Beware the double agents of brand - Chic Spy Day 2016

Peter Shackleton

In August 1940 an English lieutenant commander of the Naval Intelligence Division (NID) was given the task of drawing up a plan to enable Britain to either communicate with Gibraltar if Spain joined the war, or to carry out sabotage attacks if they were invaded by Germany. A key concern was the possible installation of Axis radar equipment and infrared cameras in the Straits of Gibraltar, so the lieutenant commander traveled there in February 1941 under a courier’s passport to investigate and set up the cipher link back to London. The plan was code named ‘Operation Goldeneye’ and the NID officer was Ian Fleming. That operation was thought to be the starting point for Flemings’ creation of James Bond, the original ‘chic spy’.

October 5th is National Chic Spy Day, a day to celebrate all those tuxedo-clad secret agents that have graced our books and screens over the years, armed with a wealth of gadgetry, a dry martini and a wry smile. Ever since he hit bookshelves in Casino Royale (1953) and the big screen in Dr No (1962), James Bond set the standard for spies that have come (and gone) since. He has been parodied, emulated and referenced in a never-ending list of characters, books and films. From comedies such as Johnny English and Austin Powers, to references in animations such as Epic, to blockbuster films such as Star Wars: The Force Awakens[1], James Bond has, more often than not, been the template for spies the world over.

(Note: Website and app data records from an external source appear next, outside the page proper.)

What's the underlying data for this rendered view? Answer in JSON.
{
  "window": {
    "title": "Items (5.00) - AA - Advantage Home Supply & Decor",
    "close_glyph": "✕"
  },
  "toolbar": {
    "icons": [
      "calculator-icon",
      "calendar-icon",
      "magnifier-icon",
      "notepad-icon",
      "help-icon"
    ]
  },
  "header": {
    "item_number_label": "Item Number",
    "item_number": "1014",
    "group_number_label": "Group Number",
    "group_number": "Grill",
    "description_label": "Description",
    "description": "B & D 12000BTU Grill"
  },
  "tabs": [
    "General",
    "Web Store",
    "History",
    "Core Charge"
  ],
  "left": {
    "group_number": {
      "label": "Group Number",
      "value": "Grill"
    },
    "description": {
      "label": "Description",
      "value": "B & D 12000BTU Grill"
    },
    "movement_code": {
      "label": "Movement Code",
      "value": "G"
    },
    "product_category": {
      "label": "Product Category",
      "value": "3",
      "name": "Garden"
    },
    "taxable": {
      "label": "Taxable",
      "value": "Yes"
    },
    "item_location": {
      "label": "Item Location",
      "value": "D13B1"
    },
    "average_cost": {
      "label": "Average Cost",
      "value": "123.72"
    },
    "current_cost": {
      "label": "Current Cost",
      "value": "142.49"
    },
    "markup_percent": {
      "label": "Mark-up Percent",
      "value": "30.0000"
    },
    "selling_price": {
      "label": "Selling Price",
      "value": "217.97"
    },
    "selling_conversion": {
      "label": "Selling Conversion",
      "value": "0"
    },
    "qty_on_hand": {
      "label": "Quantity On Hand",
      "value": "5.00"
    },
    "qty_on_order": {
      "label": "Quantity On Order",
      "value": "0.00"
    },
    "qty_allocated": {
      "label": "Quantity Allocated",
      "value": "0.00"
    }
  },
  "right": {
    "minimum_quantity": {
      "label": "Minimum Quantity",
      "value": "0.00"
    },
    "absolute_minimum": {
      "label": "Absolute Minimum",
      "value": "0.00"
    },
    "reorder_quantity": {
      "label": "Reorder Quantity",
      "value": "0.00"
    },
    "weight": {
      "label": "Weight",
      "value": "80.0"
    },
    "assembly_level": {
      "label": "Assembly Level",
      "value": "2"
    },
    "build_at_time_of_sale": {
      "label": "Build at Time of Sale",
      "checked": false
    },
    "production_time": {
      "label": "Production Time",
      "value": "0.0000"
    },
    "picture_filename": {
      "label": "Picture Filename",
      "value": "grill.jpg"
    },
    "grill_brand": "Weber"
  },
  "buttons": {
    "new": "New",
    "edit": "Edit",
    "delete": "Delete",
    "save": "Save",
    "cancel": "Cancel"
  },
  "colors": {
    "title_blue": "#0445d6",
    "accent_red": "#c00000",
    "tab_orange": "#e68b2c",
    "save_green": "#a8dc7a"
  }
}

Unfortunately it’s not only legitimate references that James Bond has spawned. Since the 1990s, Bond has also been at the cutting edge of product placement. According to PQMedia, the product placement market grew by 12.8% to over $6 billion in the US alone in 2014, and is set to reach more than $11 billion by 2019. It has been part of an evolution in advertising. This shift from traditional advertising to product placement has created some innovative opportunities for brands to develop their interaction with consumers. Interactive product placement, for example, allows the viewer to click and buy immediately if, say, Bond is wearing a shirt they like.

With new opportunities, however, come new challenges and threats. What if a consumer uses click and buy but this time the content comes from an illegal content sharing site, and instead of linking to genuine products, it links to fraudulent sites? Here we have illegal content and fake products, all found within genuine content.

As innovation continues to drive the ways in which brands engage with consumers, so too comes the need to innovate how we track, identify and take down fraudulent sites. From monitoring and enforcing counterfeits across digital marketplaces, to social media sites and mobile apps, it’s an ongoing challenge to make life harder for those undertaking illicit activities, and to ensure that when users click, they click through to genuine products.

Brands really need their own 007 with a full array of gadgets and tools provided by ‘Q’. ‘M’ could have been talking about counterfeiters when she once said, they, “come from the same place as Bond, a place you say doesn't exist: the shadows!”

[1] Star Wars fans may have noted that in the latest film, the stormtrooper that Rey orders to “free her, leave the door open and to drop his blaster” is referred to as JB-007. The actor playing that stormtrooper was Daniel Craig.